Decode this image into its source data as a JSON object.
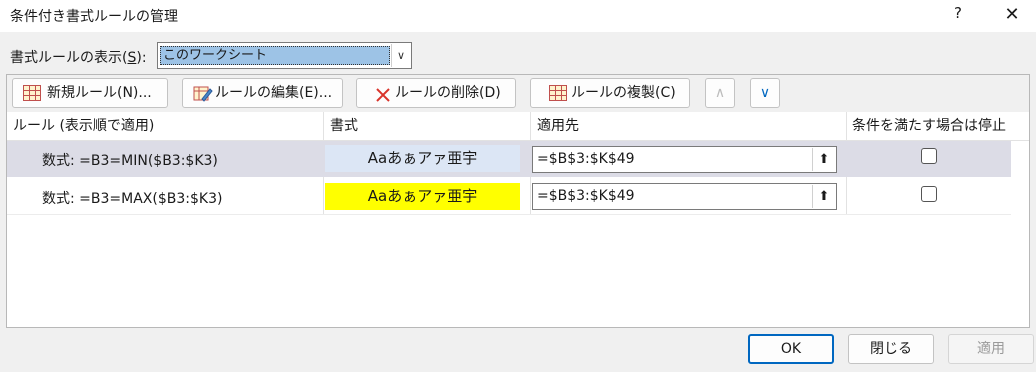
{
  "window": {
    "title": "条件付き書式ルールの管理",
    "help_glyph": "?",
    "close_glyph": "✕"
  },
  "show_rules": {
    "label_prefix": "書式ルールの表示(",
    "label_key": "S",
    "label_suffix": "):",
    "selected": "このワークシート"
  },
  "toolbar": {
    "new_rule": "新規ルール(N)...",
    "edit_rule": "ルールの編集(E)...",
    "delete_rule": "ルールの削除(D)",
    "duplicate_rule": "ルールの複製(C)"
  },
  "table": {
    "headers": [
      "ルール (表示順で適用)",
      "書式",
      "適用先",
      "条件を満たす場合は停止"
    ],
    "rows": [
      {
        "rule": "数式: =B3=MIN($B3:$K3)",
        "format_preview": "Aaあぁアァ亜宇",
        "applies_to": "=$B$3:$K$49",
        "stop_if_true": false,
        "preview_bg": "#dce6f5",
        "selected": true
      },
      {
        "rule": "数式: =B3=MAX($B3:$K3)",
        "format_preview": "Aaあぁアァ亜宇",
        "applies_to": "=$B$3:$K$49",
        "stop_if_true": false,
        "preview_bg": "#ffff00",
        "selected": false
      }
    ]
  },
  "footer": {
    "ok": "OK",
    "close": "閉じる",
    "apply": "適用"
  },
  "colors": {
    "accent": "#0067c0",
    "selected_row": "#dcdce6",
    "delete_icon": "#d9342b"
  }
}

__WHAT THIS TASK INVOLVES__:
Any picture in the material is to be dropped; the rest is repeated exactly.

__SOLUTION TO THIS TASK__:
Decode this image into its source data as a JSON object.
{
  "window": {
    "title": "条件付き書式ルールの管理",
    "help_glyph": "?",
    "close_glyph": "✕"
  },
  "show_rules": {
    "label_prefix": "書式ルールの表示(",
    "label_key": "S",
    "label_suffix": "):",
    "selected": "このワークシート"
  },
  "toolbar": {
    "new_rule": "新規ルール(N)...",
    "edit_rule": "ルールの編集(E)...",
    "delete_rule": "ルールの削除(D)",
    "duplicate_rule": "ルールの複製(C)"
  },
  "table": {
    "headers": [
      "ルール (表示順で適用)",
      "書式",
      "適用先",
      "条件を満たす場合は停止"
    ],
    "rows": [
      {
        "rule": "数式: =B3=MIN($B3:$K3)",
        "format_preview": "Aaあぁアァ亜宇",
        "applies_to": "=$B$3:$K$49",
        "stop_if_true": false,
        "preview_bg": "#dce6f5",
        "selected": true
      },
      {
        "rule": "数式: =B3=MAX($B3:$K3)",
        "format_preview": "Aaあぁアァ亜宇",
        "applies_to": "=$B$3:$K$49",
        "stop_if_true": false,
        "preview_bg": "#ffff00",
        "selected": false
      }
    ]
  },
  "footer": {
    "ok": "OK",
    "close": "閉じる",
    "apply": "適用"
  },
  "colors": {
    "accent": "#0067c0",
    "selected_row": "#dcdce6",
    "delete_icon": "#d9342b"
  }
}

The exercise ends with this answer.